**EXERCISE**: Scan the data beneath this task and copy each line that includes "Barrandov".

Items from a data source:
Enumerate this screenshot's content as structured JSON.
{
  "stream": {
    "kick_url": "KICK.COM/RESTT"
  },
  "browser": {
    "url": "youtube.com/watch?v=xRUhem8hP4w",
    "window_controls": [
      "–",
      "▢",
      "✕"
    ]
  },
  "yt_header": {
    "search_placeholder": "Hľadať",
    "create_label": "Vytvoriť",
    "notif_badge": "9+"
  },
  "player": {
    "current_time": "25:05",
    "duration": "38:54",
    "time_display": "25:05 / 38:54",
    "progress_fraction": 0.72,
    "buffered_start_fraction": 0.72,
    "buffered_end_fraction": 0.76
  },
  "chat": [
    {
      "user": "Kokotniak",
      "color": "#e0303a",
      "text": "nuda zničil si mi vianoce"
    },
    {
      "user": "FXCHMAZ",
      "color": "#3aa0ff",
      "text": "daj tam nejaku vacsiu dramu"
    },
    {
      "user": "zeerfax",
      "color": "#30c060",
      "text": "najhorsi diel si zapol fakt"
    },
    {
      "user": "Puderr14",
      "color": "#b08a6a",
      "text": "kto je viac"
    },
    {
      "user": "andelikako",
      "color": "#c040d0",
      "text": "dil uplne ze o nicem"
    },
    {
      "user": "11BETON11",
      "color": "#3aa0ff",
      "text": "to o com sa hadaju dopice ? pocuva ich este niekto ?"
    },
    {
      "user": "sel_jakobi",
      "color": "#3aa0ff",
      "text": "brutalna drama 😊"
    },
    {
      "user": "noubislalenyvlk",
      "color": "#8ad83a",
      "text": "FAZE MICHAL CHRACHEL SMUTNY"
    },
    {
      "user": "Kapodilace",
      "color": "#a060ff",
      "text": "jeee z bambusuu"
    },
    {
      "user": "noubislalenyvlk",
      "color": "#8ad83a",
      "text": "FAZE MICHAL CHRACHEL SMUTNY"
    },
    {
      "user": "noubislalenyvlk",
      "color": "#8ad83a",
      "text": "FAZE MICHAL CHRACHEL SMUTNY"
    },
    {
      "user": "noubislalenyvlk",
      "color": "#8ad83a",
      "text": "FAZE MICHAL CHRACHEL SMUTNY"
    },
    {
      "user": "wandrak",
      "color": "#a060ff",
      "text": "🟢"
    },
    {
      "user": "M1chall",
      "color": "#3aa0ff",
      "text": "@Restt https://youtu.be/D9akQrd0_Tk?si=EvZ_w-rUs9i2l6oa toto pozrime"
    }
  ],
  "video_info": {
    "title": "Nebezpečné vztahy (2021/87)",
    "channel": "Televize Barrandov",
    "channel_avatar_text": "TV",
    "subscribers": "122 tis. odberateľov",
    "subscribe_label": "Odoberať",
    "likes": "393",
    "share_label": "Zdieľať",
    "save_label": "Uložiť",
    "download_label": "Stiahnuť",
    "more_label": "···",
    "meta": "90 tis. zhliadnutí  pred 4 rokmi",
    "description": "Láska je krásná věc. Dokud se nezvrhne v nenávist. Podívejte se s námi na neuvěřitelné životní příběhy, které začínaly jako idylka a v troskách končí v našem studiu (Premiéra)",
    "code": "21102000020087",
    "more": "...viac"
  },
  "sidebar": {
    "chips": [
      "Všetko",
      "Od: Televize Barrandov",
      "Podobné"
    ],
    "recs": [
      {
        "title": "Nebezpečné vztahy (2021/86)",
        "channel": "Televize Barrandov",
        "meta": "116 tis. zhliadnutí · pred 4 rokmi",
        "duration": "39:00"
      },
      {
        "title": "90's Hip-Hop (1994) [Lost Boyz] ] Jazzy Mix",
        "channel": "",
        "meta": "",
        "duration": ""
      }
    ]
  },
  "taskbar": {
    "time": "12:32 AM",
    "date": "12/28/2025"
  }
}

**ANSWER FOR THIS EXERCISE**:
    "channel": "Televize Barrandov",
      "Od: Televize Barrandov",
        "channel": "Televize Barrandov",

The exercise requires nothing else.